Although it doesn't have an official ministry statement about Halloween, Answers in Genesis has come down pretty clearly on the side of the "Christians shouldn't observe it" camp.
"We hope that many churches will hold functions on Oct. 31 to counter the modern practices of Halloween and perhaps distribute candy to children at the same time," Looy said.
Walk into the bookstore of AIG's Creation Museum and on the shelf you'll find a DVD produced by AIG founder Ken Ham and titled "Halloween, Paganism and the Bible." It's a videotape of a lecture given by Bodie Hodge, a speaker and researcher for AIG.
In it, he speculates on the origins of Halloween and its alleged connections with pagan religions. Christians should avoid pagan practices, he says.
In a pamphlet he wrote that AIG also sells, "A Biblical & Historical Look at Halloween," Hodge says, "There is a tremendous amount of occult activity associated with this holiday," but he provides no examples or evidence.
Acts committed on Halloween such as vandalism, he says, as well as glorifying death and demons, are in opposition to the fruit of the Holy Spirit.
He also encourages churches to hold church functions to counter Halloween -- possibly by celebrating Oct. 31 as Reformation Day. Popular legend has it that on that date, in 1517, Martin Luther nailed his 95 Theses to the door of the castle cathedral in Wittenberg, Germany, starting the Protestant Reformation.
Some local churches have taken the route of offering alternative celebrations for Halloween. Those include Florence Baptist Church at Mount Zion, which on Oct. 30 will hold its annual Florence Fun Fest.
The church is expecting 800 to 1,000 people to come for games, face paint, hayrides, a cakewalk, door prizes and candy, lead pastor Corey Abney said.
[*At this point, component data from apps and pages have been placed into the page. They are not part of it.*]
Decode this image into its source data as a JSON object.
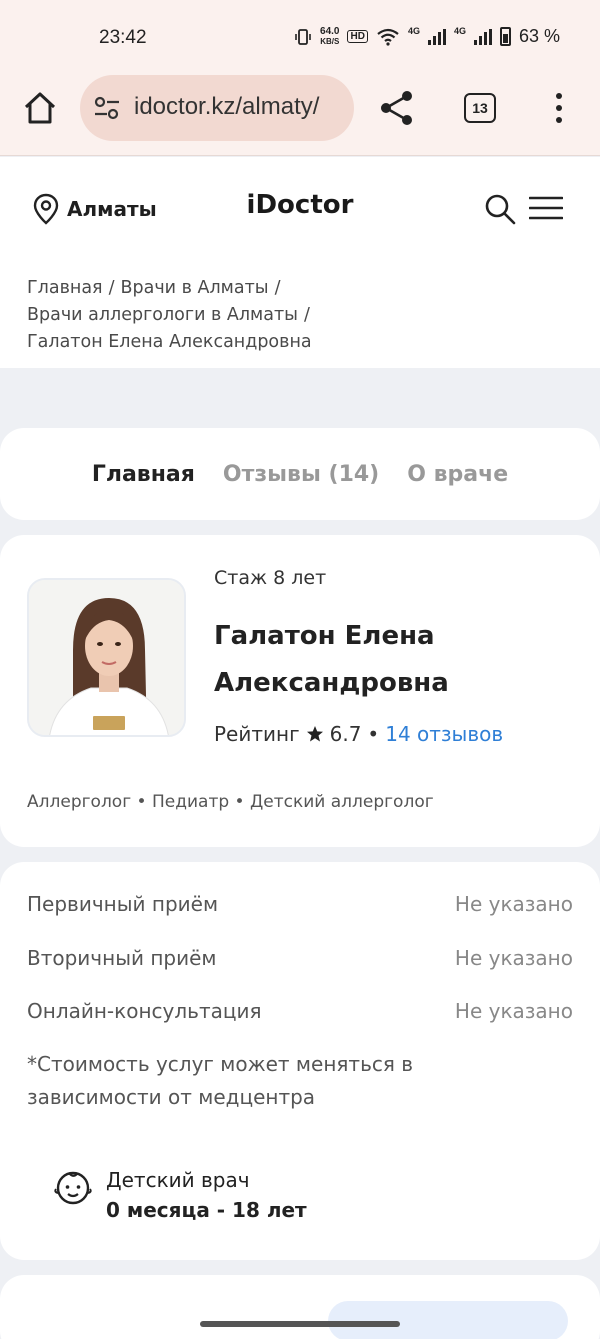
{
  "status_bar": {
    "time": "23:42",
    "net_speed_value": "64.0",
    "net_speed_unit": "KB/S",
    "hd_badge": "HD",
    "network_1": "4G",
    "network_2": "4G",
    "battery": "63 %"
  },
  "browser": {
    "url": "idoctor.kz/almaty/",
    "tab_count": "13"
  },
  "site_header": {
    "city": "Алматы",
    "logo": "iDoctor"
  },
  "breadcrumb": {
    "items": [
      "Главная",
      "Врачи в Алматы",
      "Врачи аллергологи в Алматы",
      "Галатон Елена Александровна"
    ]
  },
  "tabs": {
    "items": [
      "Главная",
      "Отзывы (14)",
      "О враче"
    ],
    "active": "Главная"
  },
  "doctor": {
    "experience": "Стаж 8 лет",
    "name_line1": "Галатон Елена",
    "name_line2": "Александровна",
    "rating_label": "Рейтинг",
    "rating_value": "6.7",
    "reviews_link": "14 отзывов",
    "specialties": "Аллерголог • Педиатр • Детский аллерголог"
  },
  "prices": {
    "rows": [
      {
        "label": "Первичный приём",
        "value": "Не указано"
      },
      {
        "label": "Вторичный приём",
        "value": "Не указано"
      },
      {
        "label": "Онлайн-консультация",
        "value": "Не указано"
      }
    ],
    "note": "*Стоимость услуг может меняться в зависимости от медцентра"
  },
  "kids": {
    "title": "Детский врач",
    "age_range": "0 месяца - 18 лет"
  },
  "colors": {
    "accent_link": "#2f7fd6",
    "chrome_bg": "#fbf1ee",
    "urlbar_bg": "#f2d9d1",
    "page_bg": "#eef0f4"
  }
}
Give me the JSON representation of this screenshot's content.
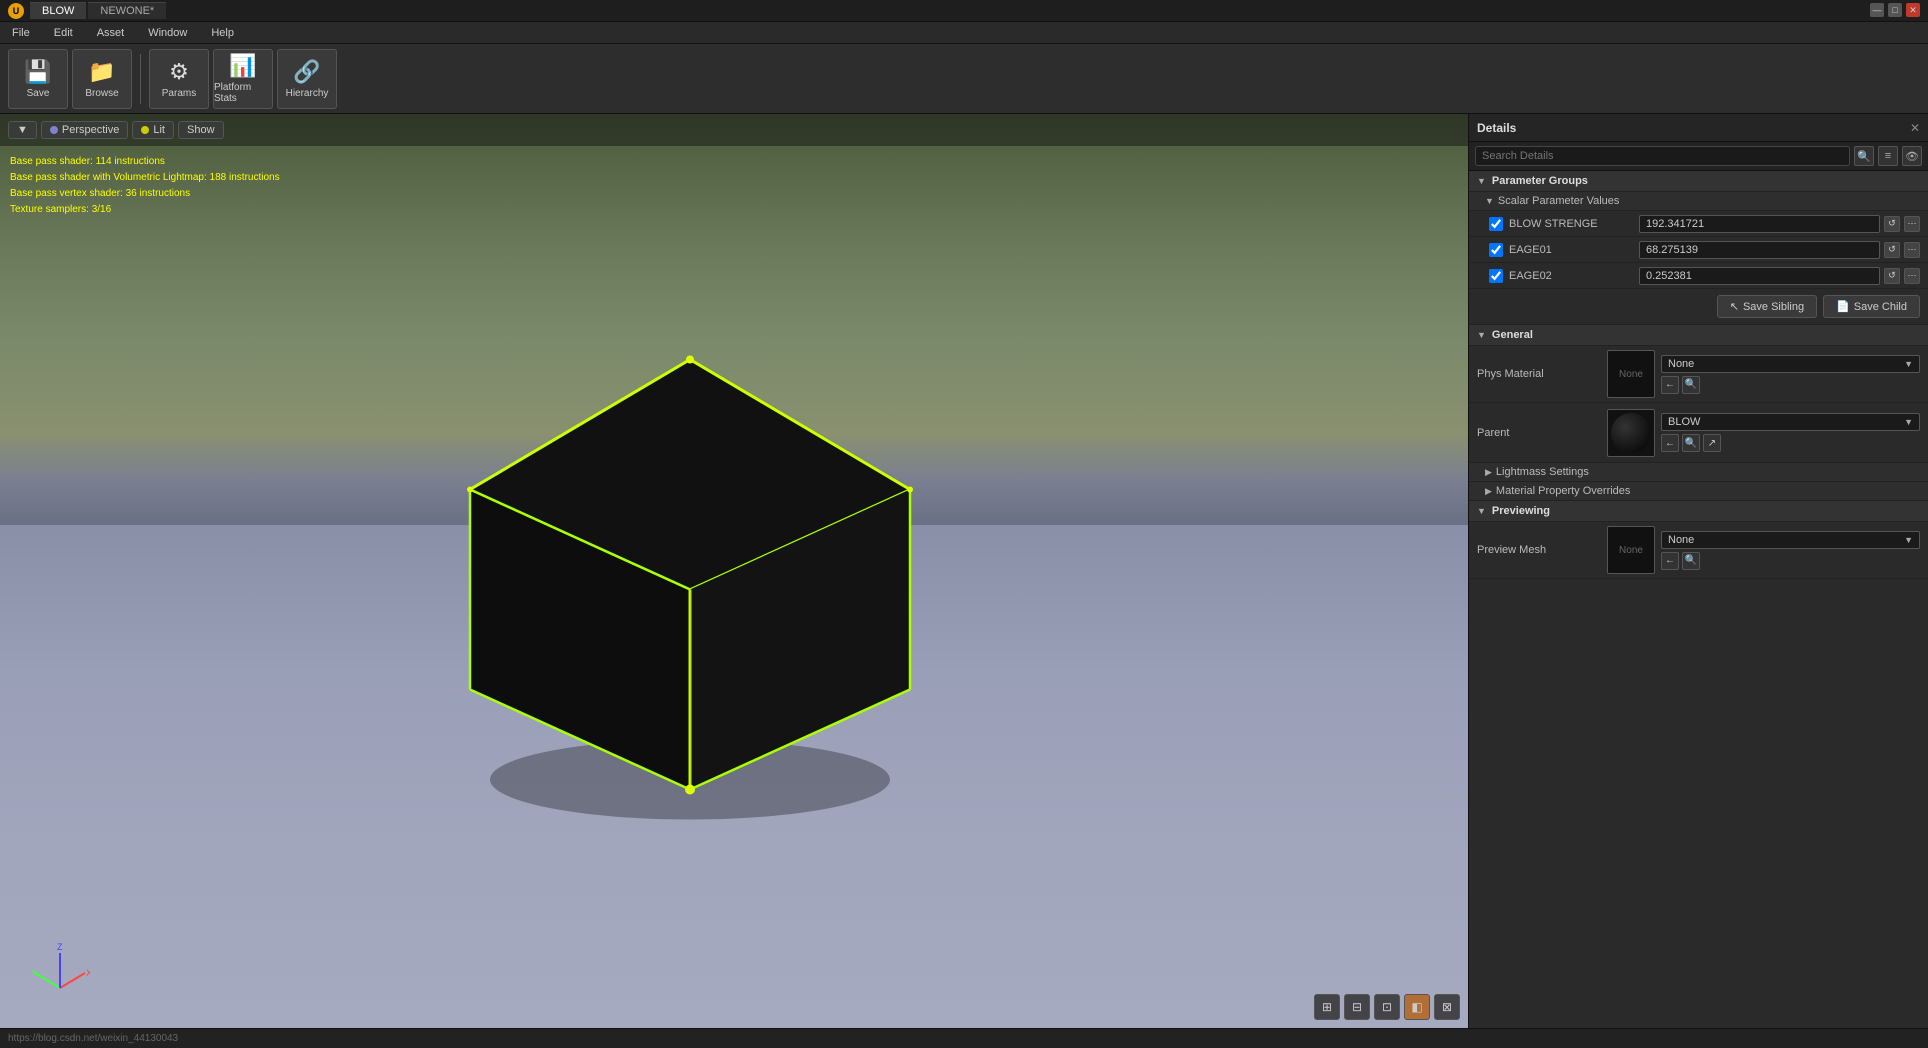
{
  "titlebar": {
    "logo": "U",
    "tabs": [
      {
        "label": "BLOW",
        "active": true
      },
      {
        "label": "NEWONE*",
        "active": false
      }
    ],
    "controls": [
      "—",
      "□",
      "✕"
    ]
  },
  "menubar": {
    "items": [
      "File",
      "Edit",
      "Asset",
      "Window",
      "Help"
    ]
  },
  "toolbar": {
    "buttons": [
      {
        "label": "Save",
        "icon": "💾"
      },
      {
        "label": "Browse",
        "icon": "📁"
      },
      {
        "label": "Params",
        "icon": "⚙"
      },
      {
        "label": "Platform Stats",
        "icon": "📊"
      },
      {
        "label": "Hierarchy",
        "icon": "🔗"
      }
    ]
  },
  "viewport": {
    "perspective_label": "Perspective",
    "lit_label": "Lit",
    "show_label": "Show",
    "debug_lines": [
      "Base pass shader: 114 instructions",
      "Base pass shader with Volumetric Lightmap: 188 instructions",
      "Base pass vertex shader: 36 instructions",
      "Texture samplers: 3/16"
    ],
    "bottom_icons": [
      "🔳",
      "🔲",
      "⬜",
      "🟧",
      "⬛"
    ],
    "url": "https://blog.csdn.net/weixin_44130043"
  },
  "details_panel": {
    "title": "Details",
    "close_label": "✕",
    "search_placeholder": "Search Details",
    "sections": {
      "parameter_groups": {
        "label": "Parameter Groups",
        "scalar_values": {
          "label": "Scalar Parameter Values",
          "params": [
            {
              "checked": true,
              "name": "BLOW STRENGE",
              "value": "192.341721"
            },
            {
              "checked": true,
              "name": "EAGE01",
              "value": "68.275139"
            },
            {
              "checked": true,
              "name": "EAGE02",
              "value": "0.252381"
            }
          ]
        }
      },
      "save_sibling": "↖ Save Sibling",
      "save_child": "📄 Save Child",
      "general": {
        "label": "General",
        "phys_material": {
          "label": "Phys Material",
          "thumbnail_label": "None",
          "dropdown_value": "None"
        },
        "parent": {
          "label": "Parent",
          "dropdown_value": "BLOW"
        }
      },
      "lightmass_settings": {
        "label": "Lightmass Settings"
      },
      "material_property_overrides": {
        "label": "Material Property Overrides"
      },
      "previewing": {
        "label": "Previewing",
        "preview_mesh": {
          "label": "Preview Mesh",
          "thumbnail_label": "None",
          "dropdown_value": "None"
        }
      }
    }
  }
}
Children typically wear costumes for the event, he said, and the church doesn't screen those or publish a list of recommended costumes.
The church doesn't encourage any dark celebrations of Halloween, he said, but it also feels believers should participate in the community and make it holier.
"We're trying to celebrate (Halloween) in a way that honors the Lord, but also gives us leverage for the sake of impacting others," he said.
Some of the alternative Halloween celebrations that churches put on can get pretty scary.
For example, at the turn of the century, many churches created something called Hell House -- a vivid depiction of various "sins" and their eternal consequences.
The late Jerry Falwell, founder of the Moral Majority, was an early promoter of the concept in the late '70s, but it was advanced by the Rev. Keenan Roberts, who is now the senior pastor at New Destiny Christian Center in Thornton, Colorado. That church sells "Hell House Outreach" kits online.
The first Hell House production -- and possibly the only one -- in the Tri-State area was believed to be the one put on by Kings Point Church of God in Hamilton Township in 1999 and 2000. It was criticized by local gay rights groups for depicting a gay man dying of AIDS.
A woman who answered the phone at the church this week said the church hasn't done another production since. A message for the pastor was not returned.
For several years in the early '00s, the youth of Bullitsburg Baptist Church in Boone County put on a milder version it called Reality House, in which visitors walked through rooms that depicted real-life problems such as school violence or anorexia.
Dan Scalf, the youth pastor at the time, said the point was to show everyone's need for Jesus and give them a low-pressure opportunity to become a Christian.
Jamie Thornsberry, the church's pastor for the past 18 months, isn't against this kind of production: He visited a "Judgement House" in Nashville where 500 people were saved, and that's great, he said.
"But you have to be careful about playing on people's emotions," he added.
The main reason the church stopped doing Reality House was for lack of members, Thornsberry said.
Back then, the church had about 300 regular attendees, he said, and now it has 50 to 60. A production like that requires a lot of personnel, he said.
Nowadays, the church does a harvest party instead, with a chili-cooking contest, a bonfire and candy for the children.
"We're not celebrating Halloween ... We're celebrating life," he said. "We're trying to give a safe alternative to some of the negativity in the world."